═══ Exercise data ═══

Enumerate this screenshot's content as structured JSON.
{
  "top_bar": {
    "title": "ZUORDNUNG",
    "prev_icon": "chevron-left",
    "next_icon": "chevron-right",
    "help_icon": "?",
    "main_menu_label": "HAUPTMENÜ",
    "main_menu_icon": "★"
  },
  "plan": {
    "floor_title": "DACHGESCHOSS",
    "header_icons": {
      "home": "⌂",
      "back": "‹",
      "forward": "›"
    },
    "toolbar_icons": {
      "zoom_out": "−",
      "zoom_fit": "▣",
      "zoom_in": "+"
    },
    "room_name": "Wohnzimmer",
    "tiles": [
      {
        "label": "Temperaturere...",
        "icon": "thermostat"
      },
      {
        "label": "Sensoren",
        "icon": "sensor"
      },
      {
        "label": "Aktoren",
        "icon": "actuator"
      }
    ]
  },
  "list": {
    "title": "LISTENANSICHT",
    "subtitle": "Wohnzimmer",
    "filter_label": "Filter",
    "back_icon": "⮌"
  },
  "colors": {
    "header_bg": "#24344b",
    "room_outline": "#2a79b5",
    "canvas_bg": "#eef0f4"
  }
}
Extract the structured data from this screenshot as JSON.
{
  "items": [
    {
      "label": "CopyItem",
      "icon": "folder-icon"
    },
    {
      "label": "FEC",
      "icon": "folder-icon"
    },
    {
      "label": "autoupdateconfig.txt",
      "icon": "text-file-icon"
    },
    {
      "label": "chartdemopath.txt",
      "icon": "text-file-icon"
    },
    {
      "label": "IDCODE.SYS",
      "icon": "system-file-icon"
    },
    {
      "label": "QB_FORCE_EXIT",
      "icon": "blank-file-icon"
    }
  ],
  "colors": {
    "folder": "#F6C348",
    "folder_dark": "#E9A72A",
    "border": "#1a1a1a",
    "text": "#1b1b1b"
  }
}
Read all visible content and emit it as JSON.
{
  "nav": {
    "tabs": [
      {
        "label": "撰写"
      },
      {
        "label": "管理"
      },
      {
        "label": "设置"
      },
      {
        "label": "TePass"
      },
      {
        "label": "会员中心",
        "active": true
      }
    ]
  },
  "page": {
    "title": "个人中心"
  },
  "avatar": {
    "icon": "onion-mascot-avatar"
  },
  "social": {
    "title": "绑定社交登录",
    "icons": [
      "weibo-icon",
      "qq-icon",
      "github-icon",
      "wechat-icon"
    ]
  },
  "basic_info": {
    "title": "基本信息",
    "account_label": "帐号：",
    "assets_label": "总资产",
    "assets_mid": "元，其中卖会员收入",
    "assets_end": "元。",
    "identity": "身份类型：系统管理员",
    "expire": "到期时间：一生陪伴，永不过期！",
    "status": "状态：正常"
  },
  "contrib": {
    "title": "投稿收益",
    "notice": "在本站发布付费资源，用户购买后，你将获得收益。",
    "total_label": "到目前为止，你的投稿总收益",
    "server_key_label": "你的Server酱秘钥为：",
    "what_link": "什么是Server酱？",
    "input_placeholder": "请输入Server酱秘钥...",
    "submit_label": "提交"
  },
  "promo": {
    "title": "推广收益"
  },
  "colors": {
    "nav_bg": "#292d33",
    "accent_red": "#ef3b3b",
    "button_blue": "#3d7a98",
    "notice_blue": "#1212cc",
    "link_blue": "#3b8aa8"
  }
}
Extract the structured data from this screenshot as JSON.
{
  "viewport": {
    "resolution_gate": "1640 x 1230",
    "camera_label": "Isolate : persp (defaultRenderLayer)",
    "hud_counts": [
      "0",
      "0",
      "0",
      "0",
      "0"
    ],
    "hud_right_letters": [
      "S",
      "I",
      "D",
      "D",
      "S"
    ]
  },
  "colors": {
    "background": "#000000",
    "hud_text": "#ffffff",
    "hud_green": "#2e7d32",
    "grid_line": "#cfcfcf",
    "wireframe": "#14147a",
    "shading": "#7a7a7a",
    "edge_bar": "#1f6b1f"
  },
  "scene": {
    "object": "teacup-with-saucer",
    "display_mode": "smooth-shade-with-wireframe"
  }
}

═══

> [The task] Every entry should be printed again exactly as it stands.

> [Task output]
Enumerate this screenshot's content as structured JSON.
{
  "top_bar": {
    "title": "ZUORDNUNG",
    "prev_icon": "chevron-left",
    "next_icon": "chevron-right",
    "help_icon": "?",
    "main_menu_label": "HAUPTMENÜ",
    "main_menu_icon": "★"
  },
  "plan": {
    "floor_title": "DACHGESCHOSS",
    "header_icons": {
      "home": "⌂",
      "back": "‹",
      "forward": "›"
    },
    "toolbar_icons": {
      "zoom_out": "−",
      "zoom_fit": "▣",
      "zoom_in": "+"
    },
    "room_name": "Wohnzimmer",
    "tiles": [
      {
        "label": "Temperaturere...",
        "icon": "thermostat"
      },
      {
        "label": "Sensoren",
        "icon": "sensor"
      },
      {
        "label": "Aktoren",
        "icon": "actuator"
      }
    ]
  },
  "list": {
    "title": "LISTENANSICHT",
    "subtitle": "Wohnzimmer",
    "filter_label": "Filter",
    "back_icon": "⮌"
  },
  "colors": {
    "header_bg": "#24344b",
    "room_outline": "#2a79b5",
    "canvas_bg": "#eef0f4"
  }
}
Extract the structured data from this screenshot as JSON.
{
  "items": [
    {
      "label": "CopyItem",
      "icon": "folder-icon"
    },
    {
      "label": "FEC",
      "icon": "folder-icon"
    },
    {
      "label": "autoupdateconfig.txt",
      "icon": "text-file-icon"
    },
    {
      "label": "chartdemopath.txt",
      "icon": "text-file-icon"
    },
    {
      "label": "IDCODE.SYS",
      "icon": "system-file-icon"
    },
    {
      "label": "QB_FORCE_EXIT",
      "icon": "blank-file-icon"
    }
  ],
  "colors": {
    "folder": "#F6C348",
    "folder_dark": "#E9A72A",
    "border": "#1a1a1a",
    "text": "#1b1b1b"
  }
}
Read all visible content and emit it as JSON.
{
  "nav": {
    "tabs": [
      {
        "label": "撰写"
      },
      {
        "label": "管理"
      },
      {
        "label": "设置"
      },
      {
        "label": "TePass"
      },
      {
        "label": "会员中心",
        "active": true
      }
    ]
  },
  "page": {
    "title": "个人中心"
  },
  "avatar": {
    "icon": "onion-mascot-avatar"
  },
  "social": {
    "title": "绑定社交登录",
    "icons": [
      "weibo-icon",
      "qq-icon",
      "github-icon",
      "wechat-icon"
    ]
  },
  "basic_info": {
    "title": "基本信息",
    "account_label": "帐号：",
    "assets_label": "总资产",
    "assets_mid": "元，其中卖会员收入",
    "assets_end": "元。",
    "identity": "身份类型：系统管理员",
    "expire": "到期时间：一生陪伴，永不过期！",
    "status": "状态：正常"
  },
  "contrib": {
    "title": "投稿收益",
    "notice": "在本站发布付费资源，用户购买后，你将获得收益。",
    "total_label": "到目前为止，你的投稿总收益",
    "server_key_label": "你的Server酱秘钥为：",
    "what_link": "什么是Server酱？",
    "input_placeholder": "请输入Server酱秘钥...",
    "submit_label": "提交"
  },
  "promo": {
    "title": "推广收益"
  },
  "colors": {
    "nav_bg": "#292d33",
    "accent_red": "#ef3b3b",
    "button_blue": "#3d7a98",
    "notice_blue": "#1212cc",
    "link_blue": "#3b8aa8"
  }
}
Extract the structured data from this screenshot as JSON.
{
  "viewport": {
    "resolution_gate": "1640 x 1230",
    "camera_label": "Isolate : persp (defaultRenderLayer)",
    "hud_counts": [
      "0",
      "0",
      "0",
      "0",
      "0"
    ],
    "hud_right_letters": [
      "S",
      "I",
      "D",
      "D",
      "S"
    ]
  },
  "colors": {
    "background": "#000000",
    "hud_text": "#ffffff",
    "hud_green": "#2e7d32",
    "grid_line": "#cfcfcf",
    "wireframe": "#14147a",
    "shading": "#7a7a7a",
    "edge_bar": "#1f6b1f"
  },
  "scene": {
    "object": "teacup-with-saucer",
    "display_mode": "smooth-shade-with-wireframe"
  }
}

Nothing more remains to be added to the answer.